▸ **Your goal**
Within the lines below, find those that hold the string "JSON" and copy each one.

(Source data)
┌────────
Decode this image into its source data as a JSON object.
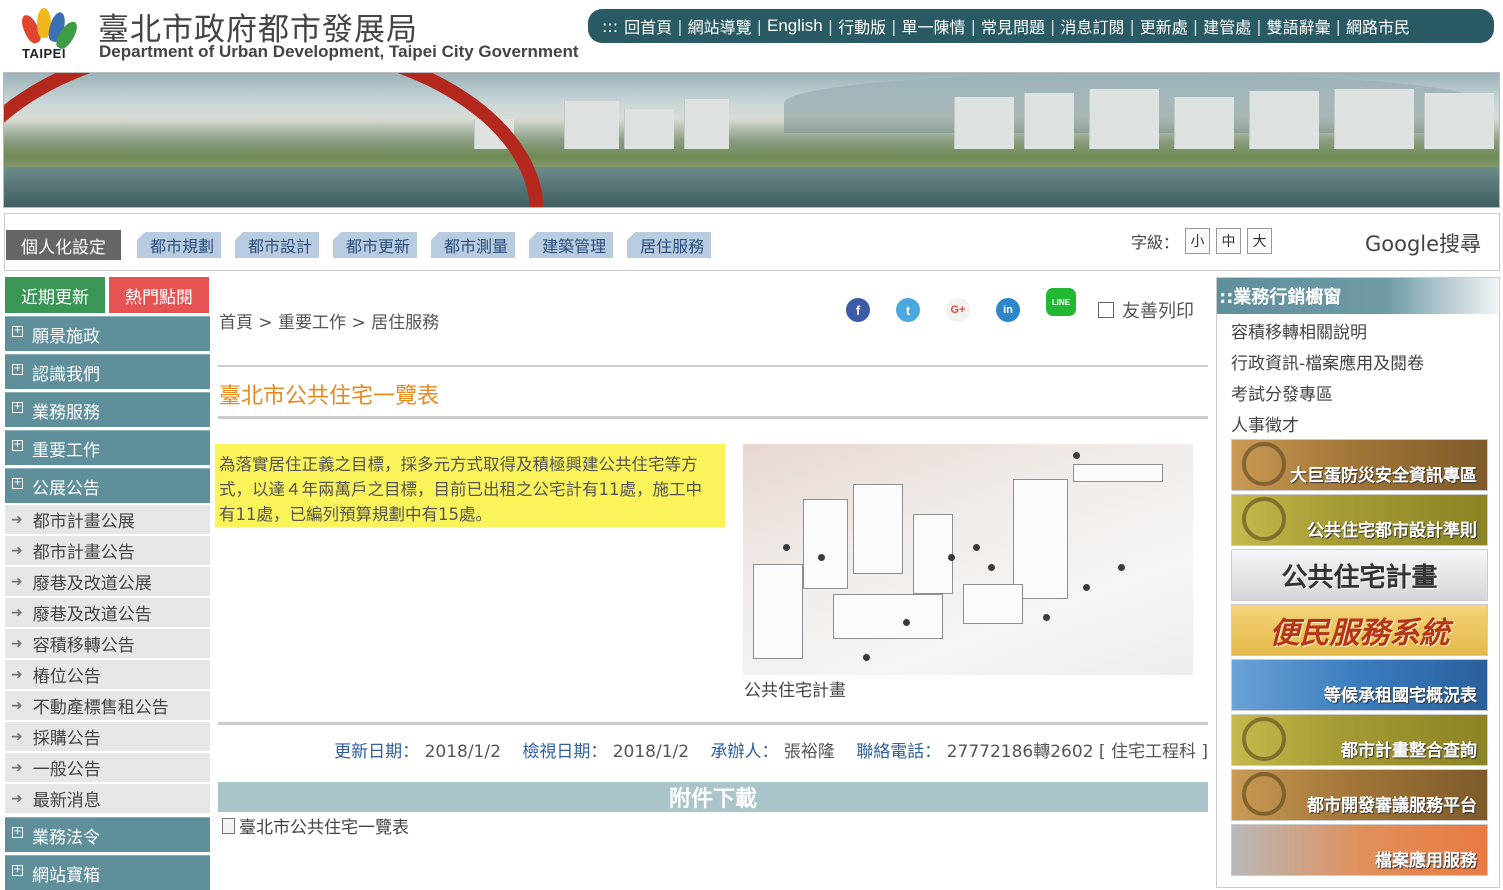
{
  "header": {
    "logo_word": "TAIPEI",
    "title": "臺北市政府都市發展局",
    "subtitle": "Department of Urban Development, Taipei City Government",
    "topnav_prefix": ":::",
    "topnav": [
      "回首頁",
      "網站導覽",
      "English",
      "行動版",
      "單一陳情",
      "常見問題",
      "消息訂閱",
      "更新處",
      "建管處",
      "雙語辭彙",
      "網路市民"
    ]
  },
  "subnav": {
    "personal": "個人化設定",
    "tabs": [
      "都市規劃",
      "都市設計",
      "都市更新",
      "都市測量",
      "建築管理",
      "居住服務"
    ],
    "fontsize_label": "字級：",
    "fontsize_options": [
      "小",
      "中",
      "大"
    ],
    "google_search": "Google搜尋"
  },
  "left": {
    "tab_recent": "近期更新",
    "tab_hot": "熱門點閱",
    "menu_top": [
      "願景施政",
      "認識我們",
      "業務服務",
      "重要工作",
      "公展公告"
    ],
    "submenu": [
      "都市計畫公展",
      "都市計畫公告",
      "廢巷及改道公展",
      "廢巷及改道公告",
      "容積移轉公告",
      "樁位公告",
      "不動產標售租公告",
      "採購公告",
      "一般公告",
      "最新消息"
    ],
    "menu_bottom": [
      "業務法令",
      "網站寶箱"
    ]
  },
  "main": {
    "breadcrumb": "首頁 > 重要工作 > 居住服務",
    "share_icons": [
      "facebook-icon",
      "twitter-icon",
      "google-plus-icon",
      "linkedin-icon",
      "line-icon"
    ],
    "line_label": "LINE",
    "print_label": "友善列印",
    "page_title": "臺北市公共住宅一覽表",
    "intro": "為落實居住正義之目標，採多元方式取得及積極興建公共住宅等方式，以達４年兩萬戶之目標，目前已出租之公宅計有11處，施工中有11處，已編列預算規劃中有15處。",
    "image_caption": "公共住宅計畫",
    "meta": {
      "updated_label": "更新日期：",
      "updated": "2018/1/2",
      "viewed_label": "檢視日期：",
      "viewed": "2018/1/2",
      "handler_label": "承辦人：",
      "handler": "張裕隆",
      "phone_label": "聯絡電話：",
      "phone": "27772186轉2602 [ 住宅工程科 ]"
    },
    "attachments_label": "附件下載",
    "attachment": "臺北市公共住宅一覽表"
  },
  "right": {
    "title": "::業務行銷櫥窗",
    "links": [
      "容積移轉相關說明",
      "行政資訊-檔案應用及閱卷",
      "考試分發專區",
      "人事徵才"
    ],
    "banners": [
      "大巨蛋防災安全資訊專區",
      "公共住宅都市設計準則",
      "公共住宅計畫",
      "便民服務系統",
      "等候承租國宅概況表",
      "都市計畫整合查詢",
      "都市開發審議服務平台",
      "檔案應用服務"
    ]
  },
  "colors": {
    "topnav_bg": "#2a5a63",
    "menu_bg": "#5f8f9b",
    "title_orange": "#e8891e",
    "highlight_yellow": "#fbf35a",
    "recent_green": "#3a9655",
    "hot_red": "#e55353"
  }
}
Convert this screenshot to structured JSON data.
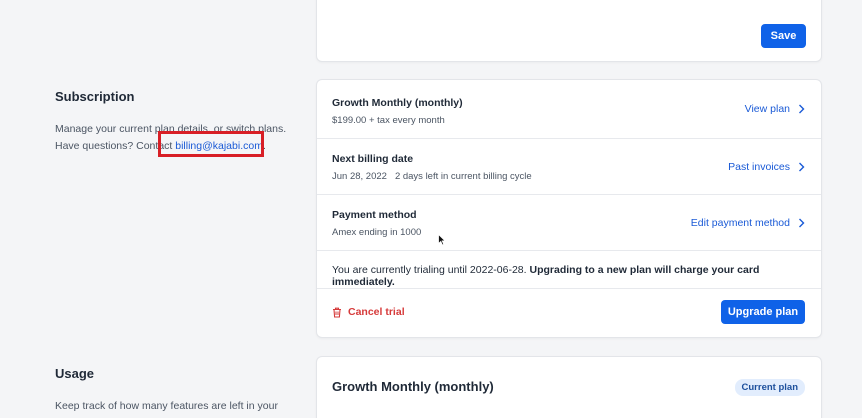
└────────
▸ **Completed exercise**
Decode this image into its source data as a JSON object.
Convert this screenshot to structured JSON data.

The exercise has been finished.